If you wish a diversion into Dibba, the roundabout at waypoint six provides a good entry point. If not, please continue straight through all the roundabouts, which will take you to the coastal road. This is an old road that hugs the eastern coastline of the UAE and offers probably the finest picturesque drive in the country. The stark mountains on your right drop almost directly into the sparkling blue sea and coves of sandy beaches nestle between rocky outcrops. Within swimming range lie a couple of small, uninhabited islands, and the waves of the Gulf of Oman are generally tame. There is also a variety of underwater life and, while snorkelling, I have spotted numerous sea turtles and colourful cuttlefish.
The number of public beaches has been drastically reduced by ongoing development of resorts and beachfront villas, but there are still beaches open to the public, such as at waypoint seven.
At waypoint eight I normally pick up some fresh fruit from the roadside stalls and I can't help but feel energised by the fresh seaside air. Farther along, at waypoint nine, is a wide beach designated for families only, so you may want to picnic there if you have children with you. Down the road, at waypoint 10, you will find a road that leads directly into the mountains - the kind of detour I love. You never know what you will find if you follow it as it turns into a 4x4 track and then, ultimately, a hiking trail. As you drive along the coast, stop as often as time permits, because even if you may not have time to explore fully, it can be the starting point of a future exploratory trip.

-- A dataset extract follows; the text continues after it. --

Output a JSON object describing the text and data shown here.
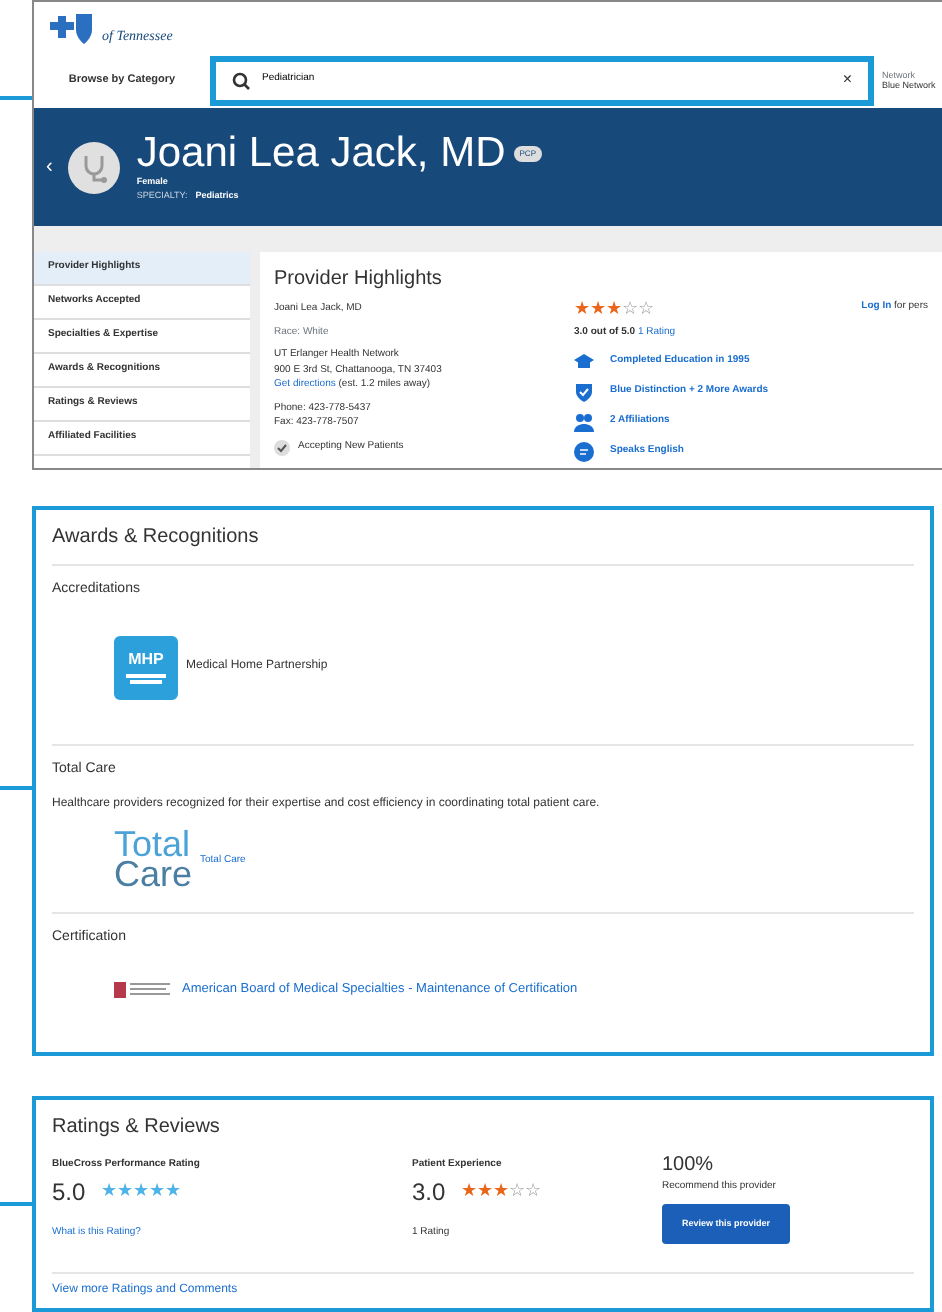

At waypoint 11 you will come across another public beach, this one with what is known to expats as "Snoopy Island" jutting out of the calm waters. Years ago, this was the spot where one of the first beach resorts was opened, when the beaches were occupied by local fishermen and not international hotel chains. The motel is still there and still reasonably priced.
The fully developed Al Aqah beach is further down the road, at waypoint 12, and a few kilometres later you will come across the UAE's oldest mosque on your right, dating back to 1446, at waypoint 13. There is a fort built up on the escarpment and the view from up there is well worth the few steps it takes to scamper up. Al Biddiya Mosque is formed by four small domes and is still used as a place of worship.
The turn-off to Wadi Wurayah is farther down the coast, at waypoint 14, and then you reach the town of Khor Fakkan, which has a good selection of eateries along the urban corniche. At waypoint 15 there is a grassy park by the sea, with children's playgrounds and picnicking areas. In the distance you will see the operations of a large shipping port.
From here on, civilisation has claimed the coast and we drive towards the city of Fujairah. You can avoid the denser populated city streets by taking two rights, at waypoints 16 and 17 (on to Kuwait Street), which will bypass the city and take you directly to the motorway that leads back west through the mountains towards Al Dhaid, where we began the adventure.
Two more interesting places to note on the way - although if you made a day trip you are bound to be tired and will probably want to skip them - are a deep gorge formation at Dhaftah (waypoint 19) and the Friday Market at Masafi, where you will turn left at waypoint 20.
All in all, this route is a wonderful coastal circuit, with plenty to see along the way and many promising turn-offs to be explored.
Ciick here to download Paolo's kml file of his itinerary.